(Each section has its own list of links)

Monogamy - Salon article

Working Class Gay Men - interview with author of Everything I Have Is Blue

Everything I Have is Blue - ongoing project concerning working class gay men

Brooklyn Boys - a beautiful, large format presentation of Danny Fitzgerald/Les Demi Dieux photos.  A belated, but magnificent tribute.

The Dorilton - the building that says, "I am magnificent - fuck you!" 

Club 82 - famous for female impersonaters  

Judy Garland - concise, fact-filled Wikipedia page, this is not a shrine page.      

Alison Steele - page on the Nightbird, many links  (a bit slow to load)

Soul Music history

Black Music During the Sixties & Seventies - from a black perspective

John V. Lindsay - a condemning evaluation of Lindsay

Washington, DC '68 riots

60's riots - a discussion of the causes and types of rioting

Columbia University (NYC) riots

Vietnam War - fantastic site, superb pictures and very moving

Frank O'Hara - NYC gay poet

Stonewall: Get a Grip – article on the over-emphasis of Stonewall's place in Gay Liberation

Ed Murphy (of Stonewall fame) - read section "The Improbable Life of Ed Murphy"

The East Village Other newspaper   

GENERAL INTEREST LINKS - checked 30 January 2020

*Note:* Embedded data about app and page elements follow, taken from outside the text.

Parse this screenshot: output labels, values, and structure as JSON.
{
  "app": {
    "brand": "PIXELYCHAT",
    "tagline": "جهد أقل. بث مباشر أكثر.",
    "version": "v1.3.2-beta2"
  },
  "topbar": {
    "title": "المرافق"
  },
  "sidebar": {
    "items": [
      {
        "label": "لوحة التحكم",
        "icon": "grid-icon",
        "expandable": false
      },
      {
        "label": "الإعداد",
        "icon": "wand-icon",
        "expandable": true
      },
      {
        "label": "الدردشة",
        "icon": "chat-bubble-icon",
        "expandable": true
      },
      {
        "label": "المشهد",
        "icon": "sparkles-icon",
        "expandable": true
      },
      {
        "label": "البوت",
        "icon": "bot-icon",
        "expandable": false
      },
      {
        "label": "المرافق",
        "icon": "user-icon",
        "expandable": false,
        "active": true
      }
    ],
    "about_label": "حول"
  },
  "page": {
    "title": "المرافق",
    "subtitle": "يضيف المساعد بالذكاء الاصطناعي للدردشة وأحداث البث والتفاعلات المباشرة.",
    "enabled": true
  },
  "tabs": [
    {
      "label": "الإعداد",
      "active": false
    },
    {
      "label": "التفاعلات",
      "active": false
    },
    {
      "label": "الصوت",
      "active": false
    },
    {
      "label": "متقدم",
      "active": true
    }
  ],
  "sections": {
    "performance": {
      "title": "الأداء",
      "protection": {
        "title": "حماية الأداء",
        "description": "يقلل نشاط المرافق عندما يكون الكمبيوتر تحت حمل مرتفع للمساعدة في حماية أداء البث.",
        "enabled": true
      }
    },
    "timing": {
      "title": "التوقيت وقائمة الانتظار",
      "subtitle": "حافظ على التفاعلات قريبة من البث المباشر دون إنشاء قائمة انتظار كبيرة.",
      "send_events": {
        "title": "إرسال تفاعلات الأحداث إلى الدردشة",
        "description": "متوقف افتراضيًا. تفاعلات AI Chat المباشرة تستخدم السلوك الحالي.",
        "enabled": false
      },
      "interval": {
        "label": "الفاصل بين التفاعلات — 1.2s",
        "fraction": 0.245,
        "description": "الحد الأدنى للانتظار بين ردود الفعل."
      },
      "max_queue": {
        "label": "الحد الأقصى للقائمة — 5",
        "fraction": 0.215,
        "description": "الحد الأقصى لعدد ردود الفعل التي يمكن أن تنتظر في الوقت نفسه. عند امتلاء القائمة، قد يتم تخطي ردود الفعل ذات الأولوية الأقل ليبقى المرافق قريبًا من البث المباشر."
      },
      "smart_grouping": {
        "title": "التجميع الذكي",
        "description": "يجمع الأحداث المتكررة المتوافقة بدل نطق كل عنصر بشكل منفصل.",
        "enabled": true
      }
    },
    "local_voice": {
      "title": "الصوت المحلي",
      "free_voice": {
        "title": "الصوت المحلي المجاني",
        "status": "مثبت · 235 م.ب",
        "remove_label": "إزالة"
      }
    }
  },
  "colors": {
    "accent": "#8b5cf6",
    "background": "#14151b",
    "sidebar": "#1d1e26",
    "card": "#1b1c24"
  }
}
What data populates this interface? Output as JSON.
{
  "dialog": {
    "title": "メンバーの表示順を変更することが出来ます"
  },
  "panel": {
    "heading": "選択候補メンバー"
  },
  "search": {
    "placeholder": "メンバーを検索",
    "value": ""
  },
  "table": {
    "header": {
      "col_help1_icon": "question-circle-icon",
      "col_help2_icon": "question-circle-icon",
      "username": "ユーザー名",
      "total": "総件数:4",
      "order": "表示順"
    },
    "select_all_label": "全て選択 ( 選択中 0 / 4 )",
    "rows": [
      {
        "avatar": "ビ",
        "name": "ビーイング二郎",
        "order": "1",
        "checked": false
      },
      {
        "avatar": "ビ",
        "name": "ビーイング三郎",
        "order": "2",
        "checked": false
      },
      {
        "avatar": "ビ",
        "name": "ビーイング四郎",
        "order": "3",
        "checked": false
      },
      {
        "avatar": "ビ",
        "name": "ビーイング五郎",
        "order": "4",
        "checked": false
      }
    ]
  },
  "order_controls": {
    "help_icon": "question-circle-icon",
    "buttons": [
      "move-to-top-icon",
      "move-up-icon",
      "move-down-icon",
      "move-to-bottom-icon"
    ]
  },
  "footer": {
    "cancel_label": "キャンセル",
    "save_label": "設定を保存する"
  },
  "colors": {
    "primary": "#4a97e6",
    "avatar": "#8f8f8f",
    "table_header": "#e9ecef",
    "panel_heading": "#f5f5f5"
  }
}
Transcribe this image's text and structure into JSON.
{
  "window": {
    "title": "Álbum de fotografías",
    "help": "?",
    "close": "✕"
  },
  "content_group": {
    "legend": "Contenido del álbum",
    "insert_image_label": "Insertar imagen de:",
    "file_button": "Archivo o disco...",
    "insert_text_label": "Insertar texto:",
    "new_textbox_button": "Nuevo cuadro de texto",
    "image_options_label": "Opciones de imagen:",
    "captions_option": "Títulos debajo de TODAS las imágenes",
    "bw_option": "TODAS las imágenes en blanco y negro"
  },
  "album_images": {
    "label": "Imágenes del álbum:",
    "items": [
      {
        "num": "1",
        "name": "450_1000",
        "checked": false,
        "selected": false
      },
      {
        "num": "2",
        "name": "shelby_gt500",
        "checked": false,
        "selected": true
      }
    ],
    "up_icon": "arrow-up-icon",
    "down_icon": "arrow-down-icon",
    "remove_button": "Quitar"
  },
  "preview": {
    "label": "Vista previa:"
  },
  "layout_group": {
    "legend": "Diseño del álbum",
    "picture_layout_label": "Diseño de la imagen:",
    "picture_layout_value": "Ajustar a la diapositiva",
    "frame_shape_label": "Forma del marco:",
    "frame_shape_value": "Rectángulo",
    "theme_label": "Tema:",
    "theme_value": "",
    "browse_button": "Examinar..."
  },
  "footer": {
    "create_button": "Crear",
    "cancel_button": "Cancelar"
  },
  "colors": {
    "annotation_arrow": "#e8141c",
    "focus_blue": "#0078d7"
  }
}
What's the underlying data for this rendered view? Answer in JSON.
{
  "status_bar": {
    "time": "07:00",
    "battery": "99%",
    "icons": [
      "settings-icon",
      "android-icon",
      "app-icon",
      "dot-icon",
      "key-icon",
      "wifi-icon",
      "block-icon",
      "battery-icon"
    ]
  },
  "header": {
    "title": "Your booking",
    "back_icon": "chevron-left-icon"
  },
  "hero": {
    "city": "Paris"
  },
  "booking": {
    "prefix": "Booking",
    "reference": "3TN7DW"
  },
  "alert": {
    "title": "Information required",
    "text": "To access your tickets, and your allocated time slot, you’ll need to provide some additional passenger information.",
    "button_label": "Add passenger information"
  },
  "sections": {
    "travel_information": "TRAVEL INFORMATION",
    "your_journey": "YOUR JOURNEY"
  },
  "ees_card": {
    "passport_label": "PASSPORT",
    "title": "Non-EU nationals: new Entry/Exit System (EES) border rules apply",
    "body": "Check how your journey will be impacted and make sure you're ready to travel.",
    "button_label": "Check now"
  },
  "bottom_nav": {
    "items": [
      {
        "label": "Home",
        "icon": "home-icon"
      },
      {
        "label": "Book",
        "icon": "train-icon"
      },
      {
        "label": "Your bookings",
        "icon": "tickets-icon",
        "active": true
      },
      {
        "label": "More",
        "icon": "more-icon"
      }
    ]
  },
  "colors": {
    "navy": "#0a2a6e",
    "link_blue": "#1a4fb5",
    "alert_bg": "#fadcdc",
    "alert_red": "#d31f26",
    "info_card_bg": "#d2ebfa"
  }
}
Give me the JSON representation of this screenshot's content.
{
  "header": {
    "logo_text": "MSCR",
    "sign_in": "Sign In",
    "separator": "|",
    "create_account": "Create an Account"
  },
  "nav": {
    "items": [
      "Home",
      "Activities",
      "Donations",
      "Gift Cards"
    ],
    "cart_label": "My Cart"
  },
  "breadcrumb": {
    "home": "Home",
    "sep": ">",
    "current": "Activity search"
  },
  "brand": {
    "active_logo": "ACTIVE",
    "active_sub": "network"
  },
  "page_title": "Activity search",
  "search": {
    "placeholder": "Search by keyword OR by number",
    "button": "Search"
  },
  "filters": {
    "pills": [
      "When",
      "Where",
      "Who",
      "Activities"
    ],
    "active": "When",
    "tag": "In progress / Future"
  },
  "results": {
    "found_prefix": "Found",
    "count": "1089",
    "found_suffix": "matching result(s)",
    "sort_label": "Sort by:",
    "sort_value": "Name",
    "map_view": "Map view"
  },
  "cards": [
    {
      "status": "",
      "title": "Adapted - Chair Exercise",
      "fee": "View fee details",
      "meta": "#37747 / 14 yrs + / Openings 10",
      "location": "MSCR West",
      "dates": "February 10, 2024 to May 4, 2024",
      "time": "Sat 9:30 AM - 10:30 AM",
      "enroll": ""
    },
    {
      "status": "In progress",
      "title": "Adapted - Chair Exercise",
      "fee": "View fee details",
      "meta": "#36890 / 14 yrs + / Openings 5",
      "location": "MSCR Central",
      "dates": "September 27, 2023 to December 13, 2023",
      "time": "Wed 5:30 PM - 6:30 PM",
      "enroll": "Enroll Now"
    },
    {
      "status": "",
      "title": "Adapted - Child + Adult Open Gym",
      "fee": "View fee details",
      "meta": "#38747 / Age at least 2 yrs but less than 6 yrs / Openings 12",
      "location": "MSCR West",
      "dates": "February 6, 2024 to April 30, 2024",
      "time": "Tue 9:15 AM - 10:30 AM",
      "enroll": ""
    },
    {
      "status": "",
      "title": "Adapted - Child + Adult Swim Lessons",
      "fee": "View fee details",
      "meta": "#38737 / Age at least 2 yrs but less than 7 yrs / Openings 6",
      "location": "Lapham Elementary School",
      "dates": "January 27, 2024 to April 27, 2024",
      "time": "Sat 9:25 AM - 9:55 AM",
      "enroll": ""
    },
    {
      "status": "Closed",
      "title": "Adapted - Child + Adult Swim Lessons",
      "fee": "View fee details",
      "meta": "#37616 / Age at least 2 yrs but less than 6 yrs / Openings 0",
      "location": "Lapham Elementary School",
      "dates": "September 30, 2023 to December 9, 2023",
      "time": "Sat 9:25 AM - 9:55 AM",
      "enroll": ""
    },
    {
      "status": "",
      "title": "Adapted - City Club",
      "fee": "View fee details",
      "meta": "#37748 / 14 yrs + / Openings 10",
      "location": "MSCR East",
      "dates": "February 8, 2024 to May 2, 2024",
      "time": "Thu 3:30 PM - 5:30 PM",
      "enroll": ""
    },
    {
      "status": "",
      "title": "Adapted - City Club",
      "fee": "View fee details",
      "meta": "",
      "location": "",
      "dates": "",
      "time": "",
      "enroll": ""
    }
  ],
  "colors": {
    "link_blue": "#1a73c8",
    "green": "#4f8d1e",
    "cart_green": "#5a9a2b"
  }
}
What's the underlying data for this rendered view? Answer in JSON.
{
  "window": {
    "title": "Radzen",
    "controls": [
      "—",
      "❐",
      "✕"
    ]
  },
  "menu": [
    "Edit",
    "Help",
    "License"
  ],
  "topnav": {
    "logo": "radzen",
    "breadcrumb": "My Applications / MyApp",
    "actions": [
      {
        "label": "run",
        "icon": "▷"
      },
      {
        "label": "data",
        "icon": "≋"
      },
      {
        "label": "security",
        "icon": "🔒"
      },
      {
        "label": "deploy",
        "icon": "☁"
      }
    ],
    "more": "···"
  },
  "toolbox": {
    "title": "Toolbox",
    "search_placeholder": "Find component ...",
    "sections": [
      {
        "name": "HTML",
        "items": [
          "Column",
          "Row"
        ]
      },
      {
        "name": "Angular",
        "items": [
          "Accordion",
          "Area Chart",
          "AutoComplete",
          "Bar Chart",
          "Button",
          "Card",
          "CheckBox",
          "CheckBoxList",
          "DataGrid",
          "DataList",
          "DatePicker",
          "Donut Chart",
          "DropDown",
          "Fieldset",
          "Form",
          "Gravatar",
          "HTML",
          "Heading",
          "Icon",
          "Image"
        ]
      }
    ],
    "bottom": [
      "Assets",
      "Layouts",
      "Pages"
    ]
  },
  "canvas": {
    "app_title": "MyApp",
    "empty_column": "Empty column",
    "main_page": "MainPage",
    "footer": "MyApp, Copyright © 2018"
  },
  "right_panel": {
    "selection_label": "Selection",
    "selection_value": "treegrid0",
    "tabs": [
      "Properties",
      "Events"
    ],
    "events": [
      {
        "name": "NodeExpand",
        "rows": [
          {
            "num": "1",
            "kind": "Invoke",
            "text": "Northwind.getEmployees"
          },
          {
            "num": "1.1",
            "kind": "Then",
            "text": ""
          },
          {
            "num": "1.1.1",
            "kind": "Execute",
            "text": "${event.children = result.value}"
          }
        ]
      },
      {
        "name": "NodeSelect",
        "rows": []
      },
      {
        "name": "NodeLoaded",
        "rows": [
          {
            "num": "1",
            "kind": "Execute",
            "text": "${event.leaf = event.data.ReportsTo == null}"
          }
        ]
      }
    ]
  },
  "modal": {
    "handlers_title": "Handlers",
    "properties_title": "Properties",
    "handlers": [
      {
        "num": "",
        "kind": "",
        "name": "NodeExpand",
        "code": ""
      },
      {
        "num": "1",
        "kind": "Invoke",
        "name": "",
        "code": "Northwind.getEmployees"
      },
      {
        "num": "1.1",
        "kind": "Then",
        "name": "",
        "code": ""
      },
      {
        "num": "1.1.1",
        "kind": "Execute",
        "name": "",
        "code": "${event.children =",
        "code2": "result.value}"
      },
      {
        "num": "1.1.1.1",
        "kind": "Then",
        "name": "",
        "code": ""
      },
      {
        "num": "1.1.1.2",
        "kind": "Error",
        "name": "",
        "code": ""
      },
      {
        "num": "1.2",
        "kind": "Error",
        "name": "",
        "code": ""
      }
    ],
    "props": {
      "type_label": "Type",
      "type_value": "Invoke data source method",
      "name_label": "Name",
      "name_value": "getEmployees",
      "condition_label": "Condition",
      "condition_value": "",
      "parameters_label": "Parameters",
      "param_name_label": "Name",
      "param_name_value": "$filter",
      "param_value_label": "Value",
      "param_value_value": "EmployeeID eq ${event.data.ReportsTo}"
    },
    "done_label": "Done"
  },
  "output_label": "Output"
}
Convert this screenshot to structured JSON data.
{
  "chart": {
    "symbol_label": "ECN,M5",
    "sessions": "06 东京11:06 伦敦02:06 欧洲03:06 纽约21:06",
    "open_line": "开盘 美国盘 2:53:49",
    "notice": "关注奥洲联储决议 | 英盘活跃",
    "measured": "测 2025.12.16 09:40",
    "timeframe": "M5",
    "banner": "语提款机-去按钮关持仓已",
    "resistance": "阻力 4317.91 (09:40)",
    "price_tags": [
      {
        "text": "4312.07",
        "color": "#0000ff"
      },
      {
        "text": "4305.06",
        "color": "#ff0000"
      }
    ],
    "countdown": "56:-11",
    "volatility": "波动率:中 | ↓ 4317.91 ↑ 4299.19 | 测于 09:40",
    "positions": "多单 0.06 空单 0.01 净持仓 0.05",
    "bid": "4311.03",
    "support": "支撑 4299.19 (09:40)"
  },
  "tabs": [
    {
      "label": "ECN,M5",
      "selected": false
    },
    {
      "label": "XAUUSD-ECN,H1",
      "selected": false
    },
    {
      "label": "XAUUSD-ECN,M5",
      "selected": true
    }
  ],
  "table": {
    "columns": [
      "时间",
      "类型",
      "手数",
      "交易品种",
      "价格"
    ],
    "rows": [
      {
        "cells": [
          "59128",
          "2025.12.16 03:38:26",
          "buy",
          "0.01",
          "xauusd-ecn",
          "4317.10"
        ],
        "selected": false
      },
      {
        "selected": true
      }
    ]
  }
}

 William Gedney photographs – gay photographer, see photos of NYC and San Francisco in galleries section